My first instinct was probably the same as yours.
I wanted to reach out, to hold the Humboldt Broncos tight, both the victims and their loved ones. I just wanted to sit in silence, to listen and to share. And to say the only three words that have ever mattered as much as life itself: I love you.
I sat staring at the one and only photograph of the accident scene, the shockingly blue sky and the carnage. Then I saw the team photo. I hoped that locks of their golden playoff hair could be kept. It would be nice if you could be certain of the hair, that beautiful, scented memory. If you could know that that was your young man.
Because of the 1986 Swift Current Broncos tragedy, I know that three decades from now, details will eventually help with acceptance, but that understanding will take some time.
But it will happen. Great joys make us love the world. Great sadness makes us understand the world.
On December 30, 1986, Leesa Culp was 21-years-old and driving from B.C. back to Moose Jaw, Sask. in a vehicle travelling just behind the Swift Current Broncos’ team bus when she witnessed the accident.
She was the first person on the scene.
Although she did not know it at the time, it was the hand of Trent Kresse she held as he died. Trent was one of four Swift Current players who perished that day. When help arrived, Leesa left the scene. In 2007, Leesa sought out Swift Current broadcaster, Brian Costello.
She asked him: “Tell me about the dying boy whose hand I held. I don’t even know his name.”
That conversation spawned the book, Sudden Death: The Incredible Saga of the 1986 Swift Current Broncos. One of the stories in the book is about RCMP corporal Bob Harriman, the first to respond to the crash in ’86. Bob arrived knowing one of the players on the bus, Bob Wilkie, was billeting with his family. You can imagine the terror. Bob Wilkie survived. Trent Kresse, Scotty Kruger, Chris Mantyka and Brent Ruff did not.
For 15 years from 1971-86, my father Ron worked for the RCMP as a dispatcher in Red Deer, Alta. as a civilian member of the force.

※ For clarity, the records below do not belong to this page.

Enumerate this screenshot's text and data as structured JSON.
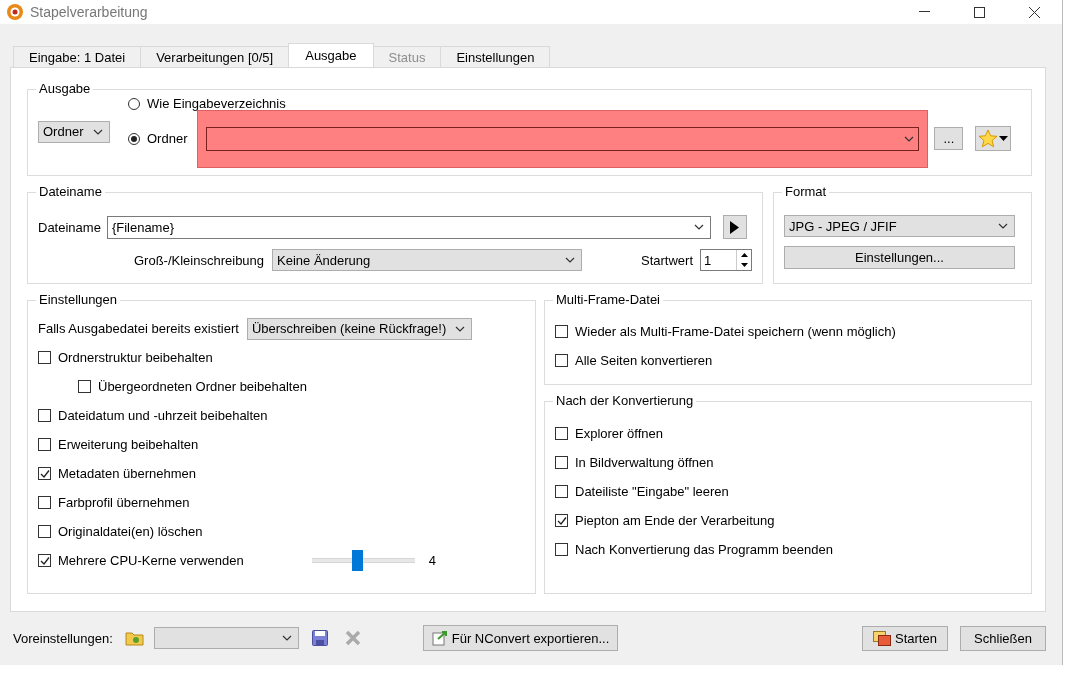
{
  "window": {
    "title": "Stapelverarbeitung"
  },
  "tabs": [
    {
      "label": "Eingabe: 1 Datei",
      "selected": false,
      "disabled": false
    },
    {
      "label": "Verarbeitungen [0/5]",
      "selected": false,
      "disabled": false
    },
    {
      "label": "Ausgabe",
      "selected": true,
      "disabled": false
    },
    {
      "label": "Status",
      "selected": false,
      "disabled": true
    },
    {
      "label": "Einstellungen",
      "selected": false,
      "disabled": false
    }
  ],
  "output": {
    "title": "Ausgabe",
    "mode": "Ordner",
    "options": [
      {
        "label": "Wie Eingabeverzeichnis",
        "selected": false
      },
      {
        "label": "Ordner",
        "selected": true
      }
    ],
    "browse_button": "..."
  },
  "filename": {
    "title": "Dateiname",
    "label": "Dateiname",
    "value": "{Filename}",
    "case_label": "Groß-/Kleinschreibung",
    "case_value": "Keine Änderung",
    "start_label": "Startwert",
    "start_value": "1"
  },
  "format": {
    "title": "Format",
    "value": "JPG - JPEG / JFIF",
    "button": "Einstellungen..."
  },
  "settings": {
    "title": "Einstellungen",
    "exists_label": "Falls Ausgabedatei bereits existiert",
    "exists_value": "Überschreiben (keine Rückfrage!)",
    "items": [
      {
        "kind": "checkbox",
        "label": "Ordnerstruktur beibehalten",
        "checked": false,
        "children": [
          {
            "label": "Übergeordneten Ordner beibehalten",
            "checked": false
          }
        ]
      },
      {
        "kind": "checkbox",
        "label": "Dateidatum und -uhrzeit beibehalten",
        "checked": false
      },
      {
        "kind": "checkbox",
        "label": "Erweiterung beibehalten",
        "checked": false
      },
      {
        "kind": "checkbox",
        "label": "Metadaten übernehmen",
        "checked": true
      },
      {
        "kind": "checkbox",
        "label": "Farbprofil übernehmen",
        "checked": false
      },
      {
        "kind": "checkbox",
        "label": "Originaldatei(en) löschen",
        "checked": false
      },
      {
        "kind": "slider",
        "label": "Mehrere CPU-Kerne verwenden",
        "checked": true,
        "level": 0.44,
        "reading": "4"
      }
    ]
  },
  "multiframe": {
    "title": "Multi-Frame-Datei",
    "items": [
      {
        "label": "Wieder als Multi-Frame-Datei speichern (wenn möglich)",
        "checked": false
      },
      {
        "label": "Alle Seiten konvertieren",
        "checked": false
      }
    ]
  },
  "after": {
    "title": "Nach der Konvertierung",
    "items": [
      {
        "label": "Explorer öffnen",
        "checked": false
      },
      {
        "label": "In Bildverwaltung öffnen",
        "checked": false
      },
      {
        "label": "Dateiliste \"Eingabe\" leeren",
        "checked": false
      },
      {
        "label": "Piepton am Ende der Verarbeitung",
        "checked": true
      },
      {
        "label": "Nach Konvertierung das Programm beenden",
        "checked": false
      }
    ]
  },
  "footer": {
    "presets_label": "Voreinstellungen:",
    "export_button": "Für NConvert exportieren...",
    "start_button": "Starten",
    "close_button": "Schließen"
  }
}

When a crash occurred, Dad would work with RCMP officers on the highways to organize other first responders, such as air ambulance, and call for support.
One night in Killam, Dad and a lone officer dealt with a two-vehicle collision in which six people died and three others were injured. I recall the RCMP officer telling me how wonderful Dad was in the crisis. I was so proud of my father, and tried to imagine him quarterbacking the situation. On buses, victims often have identification in bags stored overhead or below the seat. When there is no identification on the person, it is a traumatic and confusing time. My heart also goes out to those who were at the scene near Tisdale. We can never thank you enough.
At the same time that Dad was working for the rural detachment of the RCMP, I was the junior hockey host and analyst for the Alberta Junior Hockey League’s Red Deer Rustlers. On the team bus, as we rolled up and down Highway 2, I would stare out the window at the lights of farm homes and wonder if the folks living inside ever listened to our broadcasts. About an hour outside of Red Deer, I figured our radio signal was too weak to reach those houses, so I thought: “Boy, the folks on Hockey Night in Canada are lucky. Their show reaches everywhere!”
The players on that bus peered out the window at their dream, while I was seeking mine. When I fly on dark and cold winter nights for our Sunday show, Rogers Hometown Hockey, I find myself looking down at the farm lights and recalling those trips and that dream. After the games we would go to great burger joints, like Peter’s Drive-In in Calgary, or the Saratoga Diner in Edmonton. On the ride home, I would stand in the wheel well by the front door next to our driver, Cliff, and chat with coach Wynne Dempster.
On Saturday, I listened to Tom Straschnitzki the father of Humboldt defenceman Ryan, speaking on CBC from his Airdrie home. When asked what he would say to Ryan when he got to the hospital, Tom said: “I will not say a word. I am going to hug him until he says to get off.”
When news broke about the accident in Humboldt, everyone headed for the rink. Canada itself is an endless arena. It houses our stores of energy and hope. That’s where we first went upon hearing the news and it is where we will gather to remember.
There is nothing stronger than our capacity for regeneration. I hope those locks of golden hair are preserved. With that hair one can feel the intimacy of a team and its extended family.
And it can allow you say to your man what I am saying to you now: I love you.